HKUST Received €500,000 from Deutsche Telekom to Set Up HKUST-DT System and Media Lab
Prof Pan Hui (back row, 4th from left) and members of the HKUST-DT System and Media Lab [Download Photo]
The Hong Kong University of Science and Technology (HKUST) has signed a research cooperation agreement with a €500,000 grant (around HK$5 million) from global telecommunications company Deutsche Telekom (DT) to start the HKUST-DT System and Media Lab (SyMLab) for cutting-edge research in the areas of mobile systems and media. HKUST-DT SyMLab has the vision of bringing pioneering system and media research to Asia by providing an excellent academic research environment with strong ties to industries and to address real problems. The lab will act as a strategic partner and bridge for DT to access the research and innovation landscapes of Greater China, and the other way round for talented researchers in Greater China to face the world. HKUST is the first university in East Asia to receive a research grant from DT to start a joint lab.
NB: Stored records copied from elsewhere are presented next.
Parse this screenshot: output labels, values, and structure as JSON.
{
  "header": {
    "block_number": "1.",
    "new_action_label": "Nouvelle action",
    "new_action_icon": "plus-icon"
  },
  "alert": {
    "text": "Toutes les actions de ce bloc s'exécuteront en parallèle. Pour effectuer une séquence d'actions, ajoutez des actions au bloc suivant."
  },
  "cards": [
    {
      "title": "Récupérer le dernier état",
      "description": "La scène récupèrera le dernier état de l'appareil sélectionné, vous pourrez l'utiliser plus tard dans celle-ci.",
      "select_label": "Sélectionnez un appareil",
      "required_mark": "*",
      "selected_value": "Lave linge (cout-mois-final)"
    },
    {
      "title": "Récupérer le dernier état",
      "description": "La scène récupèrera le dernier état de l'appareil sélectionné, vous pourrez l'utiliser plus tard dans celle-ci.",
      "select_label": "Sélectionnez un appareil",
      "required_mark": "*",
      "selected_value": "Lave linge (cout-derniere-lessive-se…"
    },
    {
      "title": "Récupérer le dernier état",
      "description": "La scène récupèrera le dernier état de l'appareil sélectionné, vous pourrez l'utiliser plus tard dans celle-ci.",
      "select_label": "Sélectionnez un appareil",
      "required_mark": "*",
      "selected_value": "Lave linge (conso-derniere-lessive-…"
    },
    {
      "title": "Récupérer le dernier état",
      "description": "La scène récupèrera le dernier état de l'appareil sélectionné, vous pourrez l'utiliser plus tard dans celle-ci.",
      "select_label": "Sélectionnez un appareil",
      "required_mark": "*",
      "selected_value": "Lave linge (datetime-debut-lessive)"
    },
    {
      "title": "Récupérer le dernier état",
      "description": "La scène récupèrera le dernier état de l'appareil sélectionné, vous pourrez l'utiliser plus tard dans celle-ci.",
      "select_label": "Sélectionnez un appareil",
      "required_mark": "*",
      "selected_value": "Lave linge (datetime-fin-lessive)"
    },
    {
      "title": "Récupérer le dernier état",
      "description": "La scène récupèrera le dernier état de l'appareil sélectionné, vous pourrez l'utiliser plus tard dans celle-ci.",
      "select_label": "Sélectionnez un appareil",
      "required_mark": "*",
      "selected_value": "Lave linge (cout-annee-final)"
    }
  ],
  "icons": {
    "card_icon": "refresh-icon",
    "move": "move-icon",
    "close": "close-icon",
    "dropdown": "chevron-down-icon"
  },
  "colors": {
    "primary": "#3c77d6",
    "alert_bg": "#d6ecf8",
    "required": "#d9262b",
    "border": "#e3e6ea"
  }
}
DT is a major telecom operator in Europe and the US, including divisions of T-Mobile, T-Systems, and T-Home. Its venture capital arm, T-Venture, is one of the leading corporate venture capital companies worldwide and its research and innovation arm, T-Labs, are world-leading research labs in telecommunication and networking service. T-Labs are the major corresponding party for HKUST in DT. Previously T-Labs had very successful collaboration with top institutes such as Stanford, Cambridge, and Princeton. HKUST has the top-notch Engineering School in the world and T-Labs are world-class research and development labs. A joint force of both will create extraordinary innovation with true market impact.
The HKUST-DT SyMLab is directed by Prof Pan Hui from the Department of Computer Science and Engineering. Prof Hui received his PhD from University of Cambridge. He has rich industrial experiences and had worked for DT, Intel, and Thomson in his past. Before joining HKUST, he was a distinguished scientist in T-Labs. Currently, he is also an adjunct professor of social computing at Aalto University (former Helsinki University of Technology), Finland.